      Facebook logo @NASA@NASAaero@NASA_es @NASA@NASAaero@NASA_es Instagram logo @NASA@NASAaero@NASA_es Linkedin logo @NASA Explore More
      4 min read NASA, Partners Explore Sustainable Fuel’s Effects on Aircraft Contrails
      Article 3 days ago 4 min read NASA C-130 Makes First-Ever Flight to Antarctica for GUSTO Balloon Mission
      Article 3 days ago 4 min read NASA Technologies Receive Multiple Nods in TIME Inventions of 2023
      Article 6 days ago Keep Exploring Discover More Topics From NASA
      Humans In Space
      Solar System Exploration
      Solar System Overview Our solar system has one star, eight planets, five officially recognized dwarf planets, at least 290 moons,…
      Explore NASA’s History
      Last Updated Nov 02, 2023 Editor Lillian Gipson Contact Jim Bankejim.banke@nasa.gov Related Terms

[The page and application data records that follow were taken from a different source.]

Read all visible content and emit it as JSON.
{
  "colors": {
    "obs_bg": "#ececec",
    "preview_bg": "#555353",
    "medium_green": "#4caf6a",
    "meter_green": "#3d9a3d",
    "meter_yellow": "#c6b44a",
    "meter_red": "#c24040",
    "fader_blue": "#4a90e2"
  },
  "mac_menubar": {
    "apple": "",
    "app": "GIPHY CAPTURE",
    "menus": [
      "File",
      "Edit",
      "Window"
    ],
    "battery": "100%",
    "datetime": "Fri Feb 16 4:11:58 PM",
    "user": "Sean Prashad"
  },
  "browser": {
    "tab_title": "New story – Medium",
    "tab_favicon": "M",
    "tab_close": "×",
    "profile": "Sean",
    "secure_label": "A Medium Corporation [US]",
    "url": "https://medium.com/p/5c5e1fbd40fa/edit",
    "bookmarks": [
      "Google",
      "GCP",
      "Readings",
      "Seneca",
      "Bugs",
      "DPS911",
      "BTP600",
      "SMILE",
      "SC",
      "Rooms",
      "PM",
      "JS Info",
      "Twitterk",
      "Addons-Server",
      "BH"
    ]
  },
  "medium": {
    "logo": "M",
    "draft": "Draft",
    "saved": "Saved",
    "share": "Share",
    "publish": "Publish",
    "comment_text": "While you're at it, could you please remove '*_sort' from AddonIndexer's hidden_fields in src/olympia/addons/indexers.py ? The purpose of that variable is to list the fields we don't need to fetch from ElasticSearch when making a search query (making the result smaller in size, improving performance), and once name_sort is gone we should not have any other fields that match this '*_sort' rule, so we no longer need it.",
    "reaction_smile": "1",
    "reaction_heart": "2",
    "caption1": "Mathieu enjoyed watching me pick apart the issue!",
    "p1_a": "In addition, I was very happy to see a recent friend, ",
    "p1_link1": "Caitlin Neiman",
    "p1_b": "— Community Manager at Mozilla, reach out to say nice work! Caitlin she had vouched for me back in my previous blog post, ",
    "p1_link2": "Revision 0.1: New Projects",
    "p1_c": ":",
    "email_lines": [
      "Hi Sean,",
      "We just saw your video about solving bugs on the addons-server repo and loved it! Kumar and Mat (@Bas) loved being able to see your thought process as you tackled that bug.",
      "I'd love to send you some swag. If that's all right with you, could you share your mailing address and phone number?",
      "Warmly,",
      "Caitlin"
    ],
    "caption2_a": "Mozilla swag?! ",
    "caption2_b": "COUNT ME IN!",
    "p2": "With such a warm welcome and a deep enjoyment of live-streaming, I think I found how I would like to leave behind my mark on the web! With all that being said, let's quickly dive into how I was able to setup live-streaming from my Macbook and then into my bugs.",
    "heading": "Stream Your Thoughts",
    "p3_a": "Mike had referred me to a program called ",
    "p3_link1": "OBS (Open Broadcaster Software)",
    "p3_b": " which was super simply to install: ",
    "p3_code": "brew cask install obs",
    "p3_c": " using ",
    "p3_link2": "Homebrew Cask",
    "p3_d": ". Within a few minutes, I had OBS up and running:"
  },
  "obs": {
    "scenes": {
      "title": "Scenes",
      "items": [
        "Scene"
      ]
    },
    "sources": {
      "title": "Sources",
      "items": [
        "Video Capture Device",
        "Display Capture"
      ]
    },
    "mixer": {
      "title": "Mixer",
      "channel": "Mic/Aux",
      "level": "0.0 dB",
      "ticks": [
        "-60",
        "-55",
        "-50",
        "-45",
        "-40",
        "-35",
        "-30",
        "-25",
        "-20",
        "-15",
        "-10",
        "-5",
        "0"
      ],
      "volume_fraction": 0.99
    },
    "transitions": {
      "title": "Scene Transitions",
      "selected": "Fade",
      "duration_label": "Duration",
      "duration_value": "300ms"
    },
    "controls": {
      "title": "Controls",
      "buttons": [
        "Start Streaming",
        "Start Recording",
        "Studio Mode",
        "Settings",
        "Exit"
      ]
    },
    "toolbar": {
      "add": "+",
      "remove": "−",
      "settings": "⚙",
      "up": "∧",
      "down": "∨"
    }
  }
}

      Aeronautics Aeronautics Research Mission Directorate Air Traffic Solutions Airspace Operations and Safety Program Drones & You System-Wide Safety View the full article
    • By NASA
      iss070e001602 (Oct. 2, 2023) — NASA astronaut and Expedition 70 Flight Engineer Jasmin Moghbeli works with the Advanced Resistive Exercise Device, or ARED, removing and replacing cables. The device uses adjustable resistive mechanisms to provide crew members a weight load while exercising to maintain muscle strength and mass in microgravity.NASAView the full article
  • Check out these Videos

  • Create New...